The resounding question is always, why?

Well, trust me, from an author’s perspective (at least this author) it’s often no easier for us to kill off a character we’re hoping will be well-loved, than it is to read it.  Heck, sometimes it’s not even easy to kill off the bad guys.  I mean, really, who doesn’t love a good baddy?  We adore our characters as much, or possibly more, than our readers do.  After all, they’re part of us.

But think about it, what keeps you turning the pages?  Well, besides a well-crafted story, that is.  What keeps you on the edge of your seat, fingers shaking as you flip one page to the next one?  What tugs you along, sinking you deeper and deeper into the world the author has created?
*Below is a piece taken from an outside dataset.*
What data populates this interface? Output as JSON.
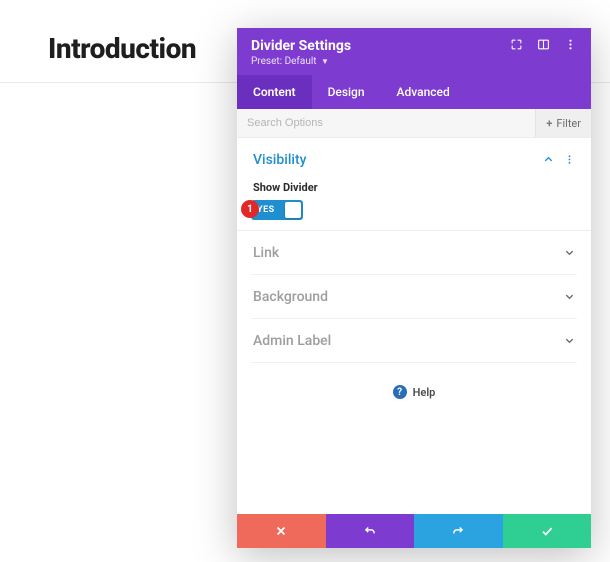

Many things.  But one of the biggest is tension, and to build that tension there must be risk.  The higher the risk, the more the tension.  Face it, if you know without a shadow of a doubt that no matter what gets thrown at your favorite hero, she will emerge victorious at the end, you may still thoroughly enjoy the read, but not with the same emotional investment.  And that’s what it’s all about.  If you can’t be certain what will happen next, if there is a possibility someone may not make it to the next page, aren’t you going to be just a bit more engaged in the tale?

I know I am.

When I put on my Reader hat, I want to get lost.  I want the world around me to fade to grey while the world on the pages runs roughshod over my emotions.

And, just like life, the unexpected happens.

So, next time your favorite character meets with his demise and you want to throw the book across the room (which I wouldn’t recommend with an e-reader.  No, not a good idea at all.) wipe your tears and thank the author.

“Thank the author?  But, they’ve ripped my heart out, pounced on it, crushed it into dust and sent it blowing in the wind.”

Yes.  They transported you to another world and got you so totally lost, nothing else around you mattered.

Isn’t that why we read in the first place?